This proposal is based on the recognition of a strong academic case for bringing Physiotherapy into much closer alignment with the School of Sport and Exercise Sciences (SportEx). It is felt that there will be mutual benefits for provision of teaching, stronger clinical links with major cross-College initiatives in musculoskeletal sciences, ageing, trauma and rehabilitation and would provide Sportex with strong existing partnerships with NHS Trusts to further its ambitions in translational research.

The strong inter-disciplinary research culture and leadership in Sportex has the potential to provide an appropriate and supportive academic environment to grow the research contribution of Physiotherapy. The academic profile of Physiotherapy and Sportex undergraduates is comparable and many SportEx undergraduates undertake postgraduate Physiotherapy training. It is also noted that there is no common template for the academic affiliations of Physiotherapy in the sector and that transferring Physiotherapy provision to SportEx is aligned with the aspirations of the Chartered Society of Physiotherapists.

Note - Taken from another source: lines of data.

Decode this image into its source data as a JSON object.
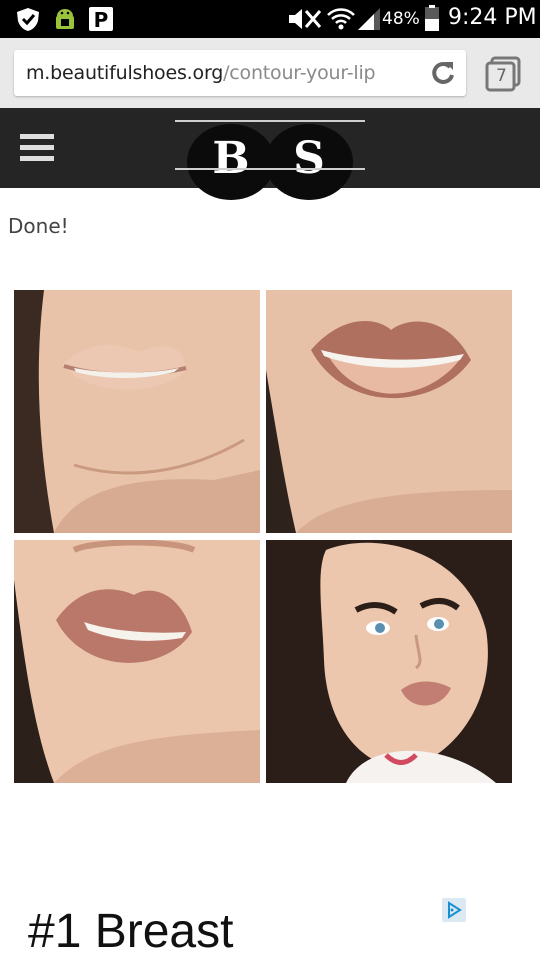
{
  "status_bar": {
    "battery_percent": "48%",
    "time": "9:24 PM"
  },
  "browser": {
    "url_domain": "m.beautifulshoes.org",
    "url_path": "/contour-your-lip",
    "tab_count": "7"
  },
  "site": {
    "logo_left": "B",
    "logo_right": "S"
  },
  "article": {
    "caption": "Done!",
    "photos": [
      {
        "icon": "lips-bare-photo"
      },
      {
        "icon": "lips-lined-photo"
      },
      {
        "icon": "lips-filled-photo"
      },
      {
        "icon": "finished-look-photo"
      }
    ]
  },
  "ad": {
    "heading": "#1 Breast"
  },
  "colors": {
    "status_bar": "#000000",
    "url_bar_bg": "#e9e9e9",
    "header_bg": "#252525",
    "url_path": "#8a8a8a",
    "ad_choices": "#1a8fd0"
  }
}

In short, it is felt by both Colleges that Physiotherapy research and teaching activity within SportEx will have the potential to elicit research and teaching synergies for both partners; will retain the existing highly regarded undergraduate programme with the potential for further development and offers the opportunity to further develop a strong portfolio of postgraduate programmes.

Student Interests

Our Physiotherapy students are some of the most highly sought after in the UK. By making this positive proposal to relocate Physiotherapy into SportEx we are making a clear commitment to further strengthening the calibre and quality of our students and our future graduates. The University will make every effort to ensure there is minimum disruption to current Physiotherapy students during this period. We also believe that we can enhance the student experience in SportEx by affording students access to academics with a broader range of teaching and research interests.

Physiotherapy students will be kept up-to-date over the coming months regarding the implementation of the relocation proposal and will be actively encouraged to provide input into the process. As part of this process the University will also be liaising closely with the President of the Guild of students over the coming weeks and months.

Vision for the future

Professor Eric Jenkinson, Acting Head of the College of Medical and Dental Sciences, comments, “Relocating Physiotherapy into the School of Sports and Exercise Sciences is a proactive and positive move. The research synergies between the respective academic disciplines will open up the possibility of exciting new research collaborations and developments whilst our Physiotherapy students will have the added benefit of having contact with academics and students in the fields of Sports and Exercise Sciences.”

Professor Malcolm Press, Head of the College of Life and Environmental Sciences, comments, “We are delighted at the prospect of Physiotherapy moving to the School of Sports and Exercise Sciences, which will generate new educational and research opportunities in cognate areas, including trauma, rehabilitation and motor control. The combination of traditional disciplines within the newly integrated School will put us in a unique position in the UK to deliver teaching programmes and research activity that address key global challenges in the area of lifelong health and well being.”

This webpage will be updated following the period of consultation. We encourage anyone with questions about the Physiotherapy proposal to send them to the following email address: